By far the largest group that played a part in the Holocaust were the Bystanders -- ordinary citizens of Nazi-controlled areas who did nothing to oppose the Final Solution. Whether fearful or just apathetic to the plight of the Jews, the fact remains that many chose to ignore what the Nazis were doing to those around them.


HRC Library: Books: The Righteous
HRC Library: Videos:
The Righteous


10. Q: Were the Nazis ever punished for their crimes?


A: We do not know the exact number of those who committed Nazi crimes against humanity as the existing documentation in incomplete. Many of the documents that pertain to the Final Solution were destroyed by the Nazis themselves prior to the end of the War.
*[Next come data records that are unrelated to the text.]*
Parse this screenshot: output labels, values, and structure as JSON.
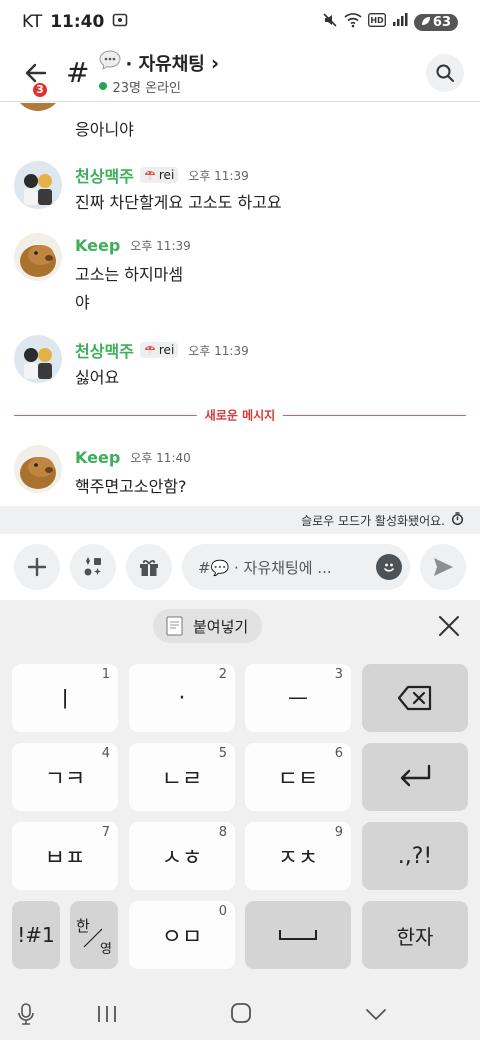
{
  "status": {
    "carrier": "KT",
    "time": "11:40",
    "battery": "63"
  },
  "header": {
    "back_badge": "3",
    "hash": "#",
    "channel_name": "· 자유채팅",
    "channel_chevron": "›",
    "online_count": "23명 온라인"
  },
  "messages": [
    {
      "text": "응아니야"
    },
    {
      "author": "천상맥주",
      "tag": "rei",
      "time": "오후 11:39",
      "lines": [
        "진짜 차단할게요 고소도 하고요"
      ]
    },
    {
      "author": "Keep",
      "time": "오후 11:39",
      "lines": [
        "고소는 하지마셈",
        "야"
      ]
    },
    {
      "author": "천상맥주",
      "tag": "rei",
      "time": "오후 11:39",
      "lines": [
        "싫어요"
      ]
    },
    {
      "divider": "새로운 메시지"
    },
    {
      "author": "Keep",
      "time": "오후 11:40",
      "lines": [
        "핵주면고소안함?"
      ]
    }
  ],
  "slow_mode": "슬로우 모드가 활성화됐어요.",
  "composer": {
    "placeholder": "#💬 · 자유채팅에 ..."
  },
  "keyboard": {
    "paste_label": "붙여넣기",
    "keys": [
      {
        "label": "ㅣ",
        "num": "1"
      },
      {
        "label": "·",
        "num": "2"
      },
      {
        "label": "ㅡ",
        "num": "3"
      },
      {
        "label": "ㄱㅋ",
        "num": "4"
      },
      {
        "label": "ㄴㄹ",
        "num": "5"
      },
      {
        "label": "ㄷㅌ",
        "num": "6"
      },
      {
        "label": "ㅂㅍ",
        "num": "7"
      },
      {
        "label": "ㅅㅎ",
        "num": "8"
      },
      {
        "label": "ㅈㅊ",
        "num": "9"
      },
      {
        "label": ".,?!"
      },
      {
        "label": "!#1"
      },
      {
        "label": "ㅇㅁ",
        "num": "0"
      },
      {
        "label": "한자"
      }
    ],
    "lang_top": "한",
    "lang_bottom": "영"
  }
}
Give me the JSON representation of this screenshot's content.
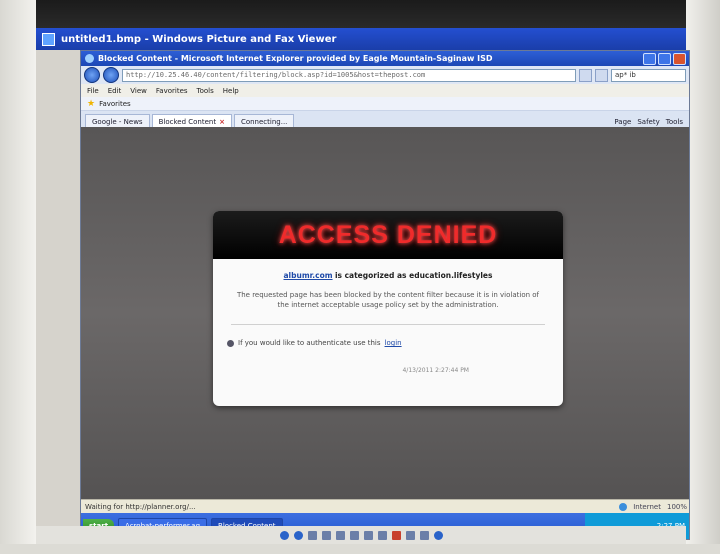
{
  "viewer": {
    "title": "untitled1.bmp - Windows Picture and Fax Viewer"
  },
  "browser": {
    "title": "Blocked Content - Microsoft Internet Explorer provided by Eagle Mountain-Saginaw ISD",
    "address": "http://10.25.46.40/content/filtering/block.asp?id=1005&host=thepost.com",
    "search_value": "ap* ib",
    "menu": [
      "File",
      "Edit",
      "View",
      "Favorites",
      "Tools",
      "Help"
    ],
    "favorites_label": "Favorites",
    "tabs": [
      {
        "label": "Google - News",
        "active": false
      },
      {
        "label": "Blocked Content",
        "active": true
      },
      {
        "label": "Connecting...",
        "active": false
      }
    ],
    "command_bar": [
      "Page",
      "Safety",
      "Tools"
    ],
    "status_text": "Waiting for http://planner.org/...",
    "status_zone": "Internet",
    "zoom": "100%"
  },
  "card": {
    "title": "ACCESS DENIED",
    "site": "albumr.com",
    "category_text": "is categorized as education.lifestyles",
    "message": "The requested page has been blocked by the content filter because it is in violation of the internet acceptable usage policy set by the administration.",
    "auth_text": "If you would like to authenticate use this",
    "auth_link": "login",
    "timestamp": "4/13/2011 2:27:44 PM"
  },
  "taskbar": {
    "start": "start",
    "items": [
      {
        "label": "Acrobat-performer.aq",
        "active": false
      },
      {
        "label": "Blocked Content",
        "active": true
      }
    ],
    "clock": "2:27 PM"
  }
}
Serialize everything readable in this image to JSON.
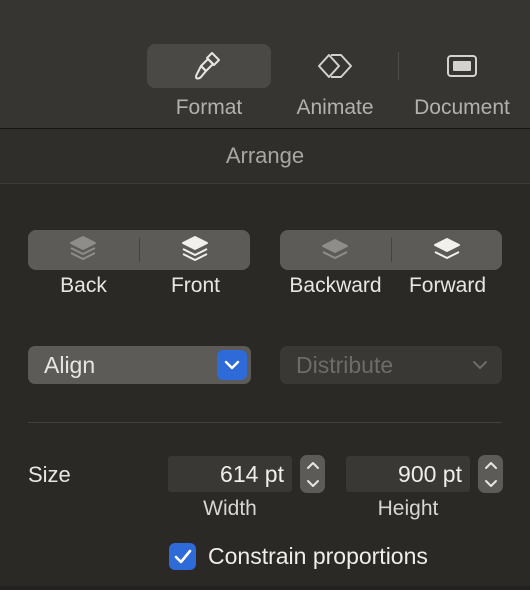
{
  "toolbar": {
    "format_label": "Format",
    "animate_label": "Animate",
    "document_label": "Document",
    "active_tab": "Format"
  },
  "section": {
    "title": "Arrange"
  },
  "arrange": {
    "back_label": "Back",
    "front_label": "Front",
    "backward_label": "Backward",
    "forward_label": "Forward"
  },
  "align": {
    "value": "Align"
  },
  "distribute": {
    "value": "Distribute",
    "enabled": false
  },
  "size": {
    "label": "Size",
    "width_value": "614 pt",
    "height_value": "900 pt",
    "width_caption": "Width",
    "height_caption": "Height"
  },
  "constrain": {
    "label": "Constrain proportions",
    "checked": true
  },
  "colors": {
    "accent": "#2e6ad8",
    "background": "#2a2926",
    "toolbar": "#363532"
  }
}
War Criminals can be divided into two main groups -- those who planned and directed the killing of the European Jews, and those who carried out their orders and did the killing directly. The first group is made up of the high officials of the Nazi Party, the German Military, the Gestapo and the S.S. The second group is much larger and includes hundreds of thousands of Gestapo, S.S., Einsatzgruppen, police, and soldiers, as well as civilians who aided and assisted the Nazi plan of murder.


Hilter himself escaped prosecution for all his crimes when he committed suicide in his bunker at the end of the War. Others in his Nazi inner circle, such as Himmler and Goebbels, also evaded justice through suicide. Over 5000 Nazi higher-ups were caught and convicted by the Allies between 1945 and 1949. In all, about 80,000 Germans have been tried and convicted of War Crimes.



HRC Library: Books: War Crimes
HRC Library: Videos:
War Crimes